You really have to get beyond 10BASE2. What you explain here does not apply to 10BASE-T or anything else beyond 10BASE2.
If two computers are connected with a crossover cable, is there anything to prevent both from beginning to transmit RIGHT NOW? Certainly not.
If these two are set up to *half duplex* operation, will the simultaneous energy in the two twisted pairs be permitted? Certainly not.
Of course, they can also be set to work in full duplex.
Now get the the original poster's question. Tell me how you can simple parallel many computers on a single RJ-45 plug. The reasons given previuously why this won't work did not even address the most obvious problems. Issues with impedance, for example, are secondary.
Only after a fashion. If the etherchip waits for silence and starts transmitting and receives a signal during transmission it won't produce any physical collison on the crossover. But it will detect what other stations might receive as a collision and send out a jam signal since it cannot know what is on the other end of the wire.
But that's exactly the case with any Ethernet collision, once we get beyond use of coax or simple L1 hubs. As long as Ethernets out there continue to use CSMA/CD in sysrtems with L2 switches, for example, any collisions are manifested the same way as they are in the case of two computers with crossover cable (set to half duplex).
No. If the L2 switch and etherchip are set to or auto-neg full-duplex, then that's what it is and collisions (data damage) cannot occur on that segment.

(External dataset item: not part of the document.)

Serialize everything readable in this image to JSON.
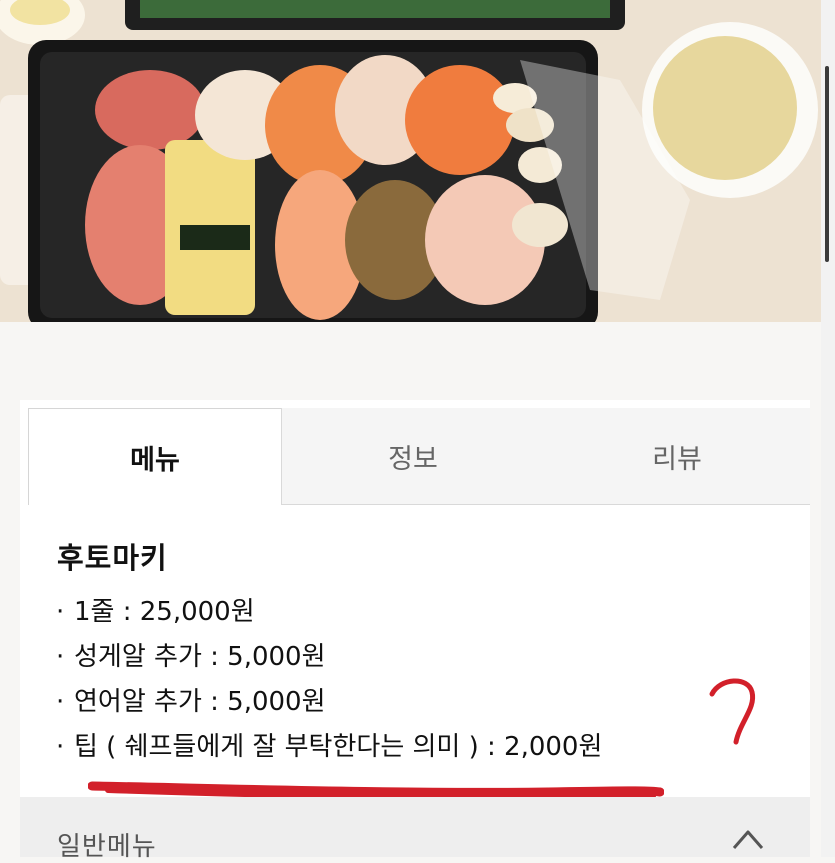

However, if other segments on the L2 switch are half-duplex, then the switch might receive jam signals on those segments. It should just do the backoff thing on that segment alone, but who knows if cheaper switches isolate that effectively.
I'm not disagreeing with you. I'm just trying to point out that when L2 switches are used in half duplex, which is very often (still) how they are set, there is never any mangling of data possible. And exactly the same applies to two PCs interconnected by a cross-over cable, and set to half duplex.
Mangling of data is never the issue. But collision CAN occur. All "collision" means in these examples is that there is simultaneous energy over both twisted pairs. The fact that this might not cause any "data mangling" anyway, and it certainly does not in systems with L2 switches, is not the issue.